**Exercise**.
Pictures aside, write out every record exactly as it appears.

Website and app data records:
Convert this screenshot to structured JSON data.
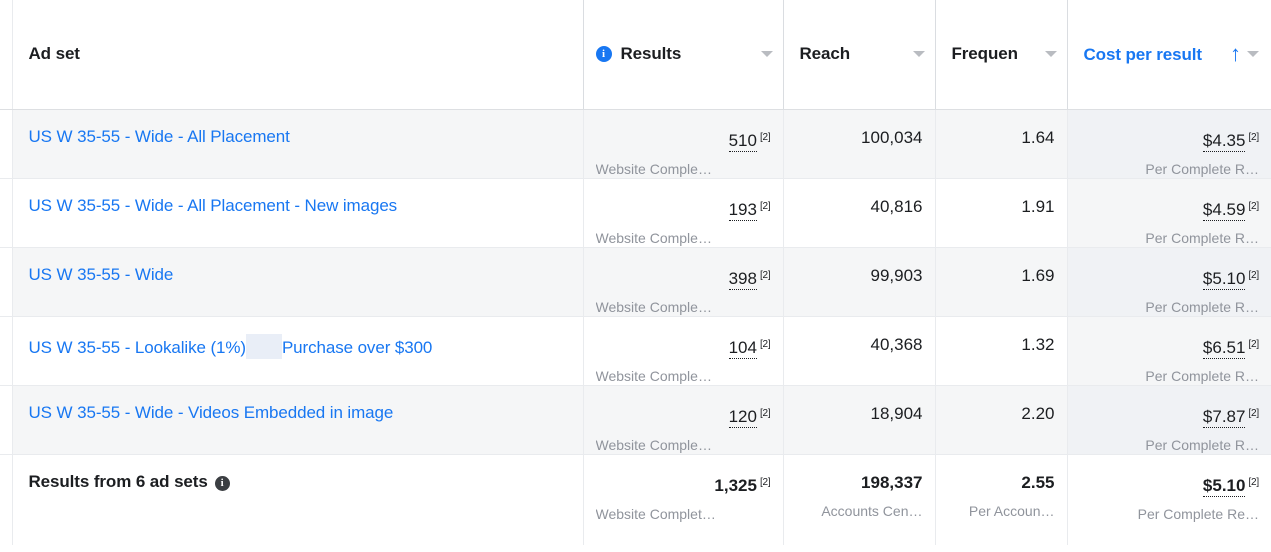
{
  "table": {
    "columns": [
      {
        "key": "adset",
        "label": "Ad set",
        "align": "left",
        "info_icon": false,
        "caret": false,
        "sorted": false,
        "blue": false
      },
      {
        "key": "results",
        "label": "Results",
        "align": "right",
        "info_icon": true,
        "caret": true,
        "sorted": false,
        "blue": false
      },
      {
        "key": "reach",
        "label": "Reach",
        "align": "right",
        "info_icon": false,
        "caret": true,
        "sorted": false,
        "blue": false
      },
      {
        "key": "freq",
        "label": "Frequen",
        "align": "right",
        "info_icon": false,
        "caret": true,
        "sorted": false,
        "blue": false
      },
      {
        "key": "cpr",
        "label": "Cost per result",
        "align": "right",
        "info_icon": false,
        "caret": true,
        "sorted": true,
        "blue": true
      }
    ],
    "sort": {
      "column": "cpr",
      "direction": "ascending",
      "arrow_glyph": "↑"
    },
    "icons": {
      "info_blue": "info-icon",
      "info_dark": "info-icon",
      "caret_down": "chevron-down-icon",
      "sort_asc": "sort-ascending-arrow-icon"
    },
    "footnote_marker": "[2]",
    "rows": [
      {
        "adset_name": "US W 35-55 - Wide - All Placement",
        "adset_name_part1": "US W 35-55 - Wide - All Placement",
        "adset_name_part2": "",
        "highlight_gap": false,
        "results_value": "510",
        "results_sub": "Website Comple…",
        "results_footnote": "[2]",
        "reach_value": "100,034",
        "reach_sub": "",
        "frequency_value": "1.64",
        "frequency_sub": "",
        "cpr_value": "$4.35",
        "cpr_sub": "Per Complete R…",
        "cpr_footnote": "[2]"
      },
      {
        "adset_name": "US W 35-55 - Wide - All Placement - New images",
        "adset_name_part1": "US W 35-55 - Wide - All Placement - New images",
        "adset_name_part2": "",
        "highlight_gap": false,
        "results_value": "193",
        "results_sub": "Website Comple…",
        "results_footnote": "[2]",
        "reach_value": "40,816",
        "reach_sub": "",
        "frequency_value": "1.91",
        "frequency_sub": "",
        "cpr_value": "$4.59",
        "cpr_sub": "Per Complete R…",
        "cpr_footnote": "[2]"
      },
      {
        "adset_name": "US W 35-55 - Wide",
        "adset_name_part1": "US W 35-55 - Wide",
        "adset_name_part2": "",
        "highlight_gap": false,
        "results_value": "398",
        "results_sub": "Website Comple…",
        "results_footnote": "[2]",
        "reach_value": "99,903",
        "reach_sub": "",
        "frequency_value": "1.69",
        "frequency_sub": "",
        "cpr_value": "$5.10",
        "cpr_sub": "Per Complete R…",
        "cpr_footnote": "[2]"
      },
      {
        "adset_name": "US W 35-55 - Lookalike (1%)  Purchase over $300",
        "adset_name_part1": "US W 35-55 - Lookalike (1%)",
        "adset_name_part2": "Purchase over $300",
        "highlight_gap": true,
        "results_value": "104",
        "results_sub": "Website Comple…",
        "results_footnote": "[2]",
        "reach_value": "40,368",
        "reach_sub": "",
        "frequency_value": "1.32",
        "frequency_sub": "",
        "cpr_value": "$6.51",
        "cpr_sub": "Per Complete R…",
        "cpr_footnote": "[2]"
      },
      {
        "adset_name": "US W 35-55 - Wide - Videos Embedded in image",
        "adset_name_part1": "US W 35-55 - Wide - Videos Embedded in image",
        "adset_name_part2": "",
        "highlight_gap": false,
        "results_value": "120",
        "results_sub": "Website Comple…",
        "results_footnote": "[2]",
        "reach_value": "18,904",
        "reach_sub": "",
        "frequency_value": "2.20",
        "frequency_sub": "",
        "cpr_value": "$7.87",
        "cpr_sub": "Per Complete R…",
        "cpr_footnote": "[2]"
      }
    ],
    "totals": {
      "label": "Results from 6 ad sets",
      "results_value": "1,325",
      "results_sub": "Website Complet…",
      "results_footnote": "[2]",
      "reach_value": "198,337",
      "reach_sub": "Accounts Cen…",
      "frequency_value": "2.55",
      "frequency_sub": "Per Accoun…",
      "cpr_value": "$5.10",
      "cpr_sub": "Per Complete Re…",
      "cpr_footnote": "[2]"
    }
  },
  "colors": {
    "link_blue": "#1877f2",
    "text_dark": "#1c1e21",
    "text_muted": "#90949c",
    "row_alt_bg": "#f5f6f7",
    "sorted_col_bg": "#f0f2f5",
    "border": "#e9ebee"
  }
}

**Solution**.
Convert this screenshot to structured JSON data.
{
  "table": {
    "columns": [
      {
        "key": "adset",
        "label": "Ad set",
        "align": "left",
        "info_icon": false,
        "caret": false,
        "sorted": false,
        "blue": false
      },
      {
        "key": "results",
        "label": "Results",
        "align": "right",
        "info_icon": true,
        "caret": true,
        "sorted": false,
        "blue": false
      },
      {
        "key": "reach",
        "label": "Reach",
        "align": "right",
        "info_icon": false,
        "caret": true,
        "sorted": false,
        "blue": false
      },
      {
        "key": "freq",
        "label": "Frequen",
        "align": "right",
        "info_icon": false,
        "caret": true,
        "sorted": false,
        "blue": false
      },
      {
        "key": "cpr",
        "label": "Cost per result",
        "align": "right",
        "info_icon": false,
        "caret": true,
        "sorted": true,
        "blue": true
      }
    ],
    "sort": {
      "column": "cpr",
      "direction": "ascending",
      "arrow_glyph": "↑"
    },
    "icons": {
      "info_blue": "info-icon",
      "info_dark": "info-icon",
      "caret_down": "chevron-down-icon",
      "sort_asc": "sort-ascending-arrow-icon"
    },
    "footnote_marker": "[2]",
    "rows": [
      {
        "adset_name": "US W 35-55 - Wide - All Placement",
        "adset_name_part1": "US W 35-55 - Wide - All Placement",
        "adset_name_part2": "",
        "highlight_gap": false,
        "results_value": "510",
        "results_sub": "Website Comple…",
        "results_footnote": "[2]",
        "reach_value": "100,034",
        "reach_sub": "",
        "frequency_value": "1.64",
        "frequency_sub": "",
        "cpr_value": "$4.35",
        "cpr_sub": "Per Complete R…",
        "cpr_footnote": "[2]"
      },
      {
        "adset_name": "US W 35-55 - Wide - All Placement - New images",
        "adset_name_part1": "US W 35-55 - Wide - All Placement - New images",
        "adset_name_part2": "",
        "highlight_gap": false,
        "results_value": "193",
        "results_sub": "Website Comple…",
        "results_footnote": "[2]",
        "reach_value": "40,816",
        "reach_sub": "",
        "frequency_value": "1.91",
        "frequency_sub": "",
        "cpr_value": "$4.59",
        "cpr_sub": "Per Complete R…",
        "cpr_footnote": "[2]"
      },
      {
        "adset_name": "US W 35-55 - Wide",
        "adset_name_part1": "US W 35-55 - Wide",
        "adset_name_part2": "",
        "highlight_gap": false,
        "results_value": "398",
        "results_sub": "Website Comple…",
        "results_footnote": "[2]",
        "reach_value": "99,903",
        "reach_sub": "",
        "frequency_value": "1.69",
        "frequency_sub": "",
        "cpr_value": "$5.10",
        "cpr_sub": "Per Complete R…",
        "cpr_footnote": "[2]"
      },
      {
        "adset_name": "US W 35-55 - Lookalike (1%)  Purchase over $300",
        "adset_name_part1": "US W 35-55 - Lookalike (1%)",
        "adset_name_part2": "Purchase over $300",
        "highlight_gap": true,
        "results_value": "104",
        "results_sub": "Website Comple…",
        "results_footnote": "[2]",
        "reach_value": "40,368",
        "reach_sub": "",
        "frequency_value": "1.32",
        "frequency_sub": "",
        "cpr_value": "$6.51",
        "cpr_sub": "Per Complete R…",
        "cpr_footnote": "[2]"
      },
      {
        "adset_name": "US W 35-55 - Wide - Videos Embedded in image",
        "adset_name_part1": "US W 35-55 - Wide - Videos Embedded in image",
        "adset_name_part2": "",
        "highlight_gap": false,
        "results_value": "120",
        "results_sub": "Website Comple…",
        "results_footnote": "[2]",
        "reach_value": "18,904",
        "reach_sub": "",
        "frequency_value": "2.20",
        "frequency_sub": "",
        "cpr_value": "$7.87",
        "cpr_sub": "Per Complete R…",
        "cpr_footnote": "[2]"
      }
    ],
    "totals": {
      "label": "Results from 6 ad sets",
      "results_value": "1,325",
      "results_sub": "Website Complet…",
      "results_footnote": "[2]",
      "reach_value": "198,337",
      "reach_sub": "Accounts Cen…",
      "frequency_value": "2.55",
      "frequency_sub": "Per Accoun…",
      "cpr_value": "$5.10",
      "cpr_sub": "Per Complete Re…",
      "cpr_footnote": "[2]"
    }
  },
  "colors": {
    "link_blue": "#1877f2",
    "text_dark": "#1c1e21",
    "text_muted": "#90949c",
    "row_alt_bg": "#f5f6f7",
    "sorted_col_bg": "#f0f2f5",
    "border": "#e9ebee"
  }
}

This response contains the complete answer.